■ The data
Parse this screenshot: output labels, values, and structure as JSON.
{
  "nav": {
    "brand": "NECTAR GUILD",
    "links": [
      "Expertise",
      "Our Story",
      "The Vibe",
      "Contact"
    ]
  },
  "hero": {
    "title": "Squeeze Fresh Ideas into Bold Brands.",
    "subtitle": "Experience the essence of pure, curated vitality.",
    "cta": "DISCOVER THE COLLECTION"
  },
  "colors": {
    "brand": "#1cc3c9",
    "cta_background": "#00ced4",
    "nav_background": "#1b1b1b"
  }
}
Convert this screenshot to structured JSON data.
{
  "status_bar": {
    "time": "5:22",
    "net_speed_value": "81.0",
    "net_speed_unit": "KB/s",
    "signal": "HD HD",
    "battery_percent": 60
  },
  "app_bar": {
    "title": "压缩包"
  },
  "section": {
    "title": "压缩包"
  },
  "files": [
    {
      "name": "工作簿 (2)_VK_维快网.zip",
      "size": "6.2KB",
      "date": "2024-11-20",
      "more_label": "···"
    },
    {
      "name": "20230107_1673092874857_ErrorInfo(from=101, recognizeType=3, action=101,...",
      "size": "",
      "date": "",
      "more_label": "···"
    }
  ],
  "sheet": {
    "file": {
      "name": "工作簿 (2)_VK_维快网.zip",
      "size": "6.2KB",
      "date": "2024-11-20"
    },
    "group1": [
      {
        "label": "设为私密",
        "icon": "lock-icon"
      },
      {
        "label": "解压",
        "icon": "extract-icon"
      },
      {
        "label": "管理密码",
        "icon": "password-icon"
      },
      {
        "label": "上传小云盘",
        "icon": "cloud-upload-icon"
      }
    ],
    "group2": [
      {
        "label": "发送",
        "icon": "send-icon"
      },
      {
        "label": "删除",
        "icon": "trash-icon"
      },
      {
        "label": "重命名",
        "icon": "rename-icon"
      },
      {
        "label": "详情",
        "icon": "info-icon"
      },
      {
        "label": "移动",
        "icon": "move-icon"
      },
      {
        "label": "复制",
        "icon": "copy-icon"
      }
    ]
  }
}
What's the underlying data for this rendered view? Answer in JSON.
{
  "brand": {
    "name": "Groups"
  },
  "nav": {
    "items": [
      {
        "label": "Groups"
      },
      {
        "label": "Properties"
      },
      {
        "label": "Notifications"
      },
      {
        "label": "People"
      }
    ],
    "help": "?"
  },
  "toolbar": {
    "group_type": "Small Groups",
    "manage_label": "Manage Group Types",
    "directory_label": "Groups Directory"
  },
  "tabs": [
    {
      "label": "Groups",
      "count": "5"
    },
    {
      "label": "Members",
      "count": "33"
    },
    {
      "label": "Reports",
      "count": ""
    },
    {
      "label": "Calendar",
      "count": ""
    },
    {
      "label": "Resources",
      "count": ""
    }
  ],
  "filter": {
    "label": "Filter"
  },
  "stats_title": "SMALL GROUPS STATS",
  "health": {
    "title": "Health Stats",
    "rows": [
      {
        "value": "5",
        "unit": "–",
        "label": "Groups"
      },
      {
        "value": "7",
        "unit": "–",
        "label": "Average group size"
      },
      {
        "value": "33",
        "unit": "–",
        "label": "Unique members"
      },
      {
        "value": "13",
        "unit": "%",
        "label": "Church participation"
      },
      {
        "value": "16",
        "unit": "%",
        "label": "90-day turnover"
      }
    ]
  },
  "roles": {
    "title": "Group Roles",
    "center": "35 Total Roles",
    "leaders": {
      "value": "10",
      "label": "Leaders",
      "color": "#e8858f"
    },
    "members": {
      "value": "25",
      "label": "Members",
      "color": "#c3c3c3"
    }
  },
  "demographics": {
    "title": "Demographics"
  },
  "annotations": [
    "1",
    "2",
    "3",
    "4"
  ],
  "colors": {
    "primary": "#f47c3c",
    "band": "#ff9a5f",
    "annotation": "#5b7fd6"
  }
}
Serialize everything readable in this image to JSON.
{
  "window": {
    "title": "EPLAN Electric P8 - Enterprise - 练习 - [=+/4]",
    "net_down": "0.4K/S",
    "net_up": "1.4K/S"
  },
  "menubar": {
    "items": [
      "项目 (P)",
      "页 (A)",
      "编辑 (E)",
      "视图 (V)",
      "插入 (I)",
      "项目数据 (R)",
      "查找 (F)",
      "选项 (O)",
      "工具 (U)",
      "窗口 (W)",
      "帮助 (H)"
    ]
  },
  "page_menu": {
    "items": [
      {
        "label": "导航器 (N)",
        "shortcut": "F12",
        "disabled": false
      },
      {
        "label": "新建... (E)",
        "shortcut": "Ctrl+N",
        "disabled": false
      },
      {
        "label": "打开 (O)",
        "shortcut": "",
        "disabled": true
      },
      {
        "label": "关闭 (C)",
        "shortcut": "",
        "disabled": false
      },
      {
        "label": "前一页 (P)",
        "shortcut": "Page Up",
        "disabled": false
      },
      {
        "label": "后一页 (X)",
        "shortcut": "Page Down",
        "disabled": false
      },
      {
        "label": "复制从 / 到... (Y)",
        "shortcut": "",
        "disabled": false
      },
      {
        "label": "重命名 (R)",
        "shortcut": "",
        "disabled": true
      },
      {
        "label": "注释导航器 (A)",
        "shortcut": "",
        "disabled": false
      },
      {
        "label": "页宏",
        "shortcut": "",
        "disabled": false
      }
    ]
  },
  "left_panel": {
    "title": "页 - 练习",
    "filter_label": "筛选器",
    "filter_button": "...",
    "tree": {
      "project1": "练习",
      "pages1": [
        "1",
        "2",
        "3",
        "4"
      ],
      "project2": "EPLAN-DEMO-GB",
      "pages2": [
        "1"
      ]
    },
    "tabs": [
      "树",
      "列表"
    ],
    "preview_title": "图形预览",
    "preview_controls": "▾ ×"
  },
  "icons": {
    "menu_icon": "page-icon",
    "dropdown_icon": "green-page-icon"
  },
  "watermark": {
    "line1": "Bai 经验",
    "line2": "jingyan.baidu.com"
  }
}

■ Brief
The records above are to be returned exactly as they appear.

■ Result for this exercise
Parse this screenshot: output labels, values, and structure as JSON.
{
  "nav": {
    "brand": "NECTAR GUILD",
    "links": [
      "Expertise",
      "Our Story",
      "The Vibe",
      "Contact"
    ]
  },
  "hero": {
    "title": "Squeeze Fresh Ideas into Bold Brands.",
    "subtitle": "Experience the essence of pure, curated vitality.",
    "cta": "DISCOVER THE COLLECTION"
  },
  "colors": {
    "brand": "#1cc3c9",
    "cta_background": "#00ced4",
    "nav_background": "#1b1b1b"
  }
}
Convert this screenshot to structured JSON data.
{
  "status_bar": {
    "time": "5:22",
    "net_speed_value": "81.0",
    "net_speed_unit": "KB/s",
    "signal": "HD HD",
    "battery_percent": 60
  },
  "app_bar": {
    "title": "压缩包"
  },
  "section": {
    "title": "压缩包"
  },
  "files": [
    {
      "name": "工作簿 (2)_VK_维快网.zip",
      "size": "6.2KB",
      "date": "2024-11-20",
      "more_label": "···"
    },
    {
      "name": "20230107_1673092874857_ErrorInfo(from=101, recognizeType=3, action=101,...",
      "size": "",
      "date": "",
      "more_label": "···"
    }
  ],
  "sheet": {
    "file": {
      "name": "工作簿 (2)_VK_维快网.zip",
      "size": "6.2KB",
      "date": "2024-11-20"
    },
    "group1": [
      {
        "label": "设为私密",
        "icon": "lock-icon"
      },
      {
        "label": "解压",
        "icon": "extract-icon"
      },
      {
        "label": "管理密码",
        "icon": "password-icon"
      },
      {
        "label": "上传小云盘",
        "icon": "cloud-upload-icon"
      }
    ],
    "group2": [
      {
        "label": "发送",
        "icon": "send-icon"
      },
      {
        "label": "删除",
        "icon": "trash-icon"
      },
      {
        "label": "重命名",
        "icon": "rename-icon"
      },
      {
        "label": "详情",
        "icon": "info-icon"
      },
      {
        "label": "移动",
        "icon": "move-icon"
      },
      {
        "label": "复制",
        "icon": "copy-icon"
      }
    ]
  }
}
What's the underlying data for this rendered view? Answer in JSON.
{
  "brand": {
    "name": "Groups"
  },
  "nav": {
    "items": [
      {
        "label": "Groups"
      },
      {
        "label": "Properties"
      },
      {
        "label": "Notifications"
      },
      {
        "label": "People"
      }
    ],
    "help": "?"
  },
  "toolbar": {
    "group_type": "Small Groups",
    "manage_label": "Manage Group Types",
    "directory_label": "Groups Directory"
  },
  "tabs": [
    {
      "label": "Groups",
      "count": "5"
    },
    {
      "label": "Members",
      "count": "33"
    },
    {
      "label": "Reports",
      "count": ""
    },
    {
      "label": "Calendar",
      "count": ""
    },
    {
      "label": "Resources",
      "count": ""
    }
  ],
  "filter": {
    "label": "Filter"
  },
  "stats_title": "SMALL GROUPS STATS",
  "health": {
    "title": "Health Stats",
    "rows": [
      {
        "value": "5",
        "unit": "–",
        "label": "Groups"
      },
      {
        "value": "7",
        "unit": "–",
        "label": "Average group size"
      },
      {
        "value": "33",
        "unit": "–",
        "label": "Unique members"
      },
      {
        "value": "13",
        "unit": "%",
        "label": "Church participation"
      },
      {
        "value": "16",
        "unit": "%",
        "label": "90-day turnover"
      }
    ]
  },
  "roles": {
    "title": "Group Roles",
    "center": "35 Total Roles",
    "leaders": {
      "value": "10",
      "label": "Leaders",
      "color": "#e8858f"
    },
    "members": {
      "value": "25",
      "label": "Members",
      "color": "#c3c3c3"
    }
  },
  "demographics": {
    "title": "Demographics"
  },
  "annotations": [
    "1",
    "2",
    "3",
    "4"
  ],
  "colors": {
    "primary": "#f47c3c",
    "band": "#ff9a5f",
    "annotation": "#5b7fd6"
  }
}
Serialize everything readable in this image to JSON.
{
  "window": {
    "title": "EPLAN Electric P8 - Enterprise - 练习 - [=+/4]",
    "net_down": "0.4K/S",
    "net_up": "1.4K/S"
  },
  "menubar": {
    "items": [
      "项目 (P)",
      "页 (A)",
      "编辑 (E)",
      "视图 (V)",
      "插入 (I)",
      "项目数据 (R)",
      "查找 (F)",
      "选项 (O)",
      "工具 (U)",
      "窗口 (W)",
      "帮助 (H)"
    ]
  },
  "page_menu": {
    "items": [
      {
        "label": "导航器 (N)",
        "shortcut": "F12",
        "disabled": false
      },
      {
        "label": "新建... (E)",
        "shortcut": "Ctrl+N",
        "disabled": false
      },
      {
        "label": "打开 (O)",
        "shortcut": "",
        "disabled": true
      },
      {
        "label": "关闭 (C)",
        "shortcut": "",
        "disabled": false
      },
      {
        "label": "前一页 (P)",
        "shortcut": "Page Up",
        "disabled": false
      },
      {
        "label": "后一页 (X)",
        "shortcut": "Page Down",
        "disabled": false
      },
      {
        "label": "复制从 / 到... (Y)",
        "shortcut": "",
        "disabled": false
      },
      {
        "label": "重命名 (R)",
        "shortcut": "",
        "disabled": true
      },
      {
        "label": "注释导航器 (A)",
        "shortcut": "",
        "disabled": false
      },
      {
        "label": "页宏",
        "shortcut": "",
        "disabled": false
      }
    ]
  },
  "left_panel": {
    "title": "页 - 练习",
    "filter_label": "筛选器",
    "filter_button": "...",
    "tree": {
      "project1": "练习",
      "pages1": [
        "1",
        "2",
        "3",
        "4"
      ],
      "project2": "EPLAN-DEMO-GB",
      "pages2": [
        "1"
      ]
    },
    "tabs": [
      "树",
      "列表"
    ],
    "preview_title": "图形预览",
    "preview_controls": "▾ ×"
  },
  "icons": {
    "menu_icon": "page-icon",
    "dropdown_icon": "green-page-icon"
  },
  "watermark": {
    "line1": "Bai 经验",
    "line2": "jingyan.baidu.com"
  }
}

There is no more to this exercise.